Available records
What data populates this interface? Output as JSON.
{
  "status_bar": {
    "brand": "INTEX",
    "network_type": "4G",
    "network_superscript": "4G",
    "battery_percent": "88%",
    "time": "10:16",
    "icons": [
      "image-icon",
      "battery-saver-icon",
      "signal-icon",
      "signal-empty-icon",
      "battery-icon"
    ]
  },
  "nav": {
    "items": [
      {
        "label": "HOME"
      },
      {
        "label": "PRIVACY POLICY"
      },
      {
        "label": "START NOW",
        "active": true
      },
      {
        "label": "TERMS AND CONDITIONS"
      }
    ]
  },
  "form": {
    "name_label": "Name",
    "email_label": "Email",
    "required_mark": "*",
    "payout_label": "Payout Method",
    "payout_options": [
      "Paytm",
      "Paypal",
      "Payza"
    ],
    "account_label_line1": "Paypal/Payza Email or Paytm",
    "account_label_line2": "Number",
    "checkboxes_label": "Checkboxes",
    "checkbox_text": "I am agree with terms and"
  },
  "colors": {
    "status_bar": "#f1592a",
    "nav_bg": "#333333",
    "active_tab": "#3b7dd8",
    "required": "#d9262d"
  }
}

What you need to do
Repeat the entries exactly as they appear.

Finished task
What data populates this interface? Output as JSON.
{
  "status_bar": {
    "brand": "INTEX",
    "network_type": "4G",
    "network_superscript": "4G",
    "battery_percent": "88%",
    "time": "10:16",
    "icons": [
      "image-icon",
      "battery-saver-icon",
      "signal-icon",
      "signal-empty-icon",
      "battery-icon"
    ]
  },
  "nav": {
    "items": [
      {
        "label": "HOME"
      },
      {
        "label": "PRIVACY POLICY"
      },
      {
        "label": "START NOW",
        "active": true
      },
      {
        "label": "TERMS AND CONDITIONS"
      }
    ]
  },
  "form": {
    "name_label": "Name",
    "email_label": "Email",
    "required_mark": "*",
    "payout_label": "Payout Method",
    "payout_options": [
      "Paytm",
      "Paypal",
      "Payza"
    ],
    "account_label_line1": "Paypal/Payza Email or Paytm",
    "account_label_line2": "Number",
    "checkboxes_label": "Checkboxes",
    "checkbox_text": "I am agree with terms and"
  },
  "colors": {
    "status_bar": "#f1592a",
    "nav_bg": "#333333",
    "active_tab": "#3b7dd8",
    "required": "#d9262d"
  }
}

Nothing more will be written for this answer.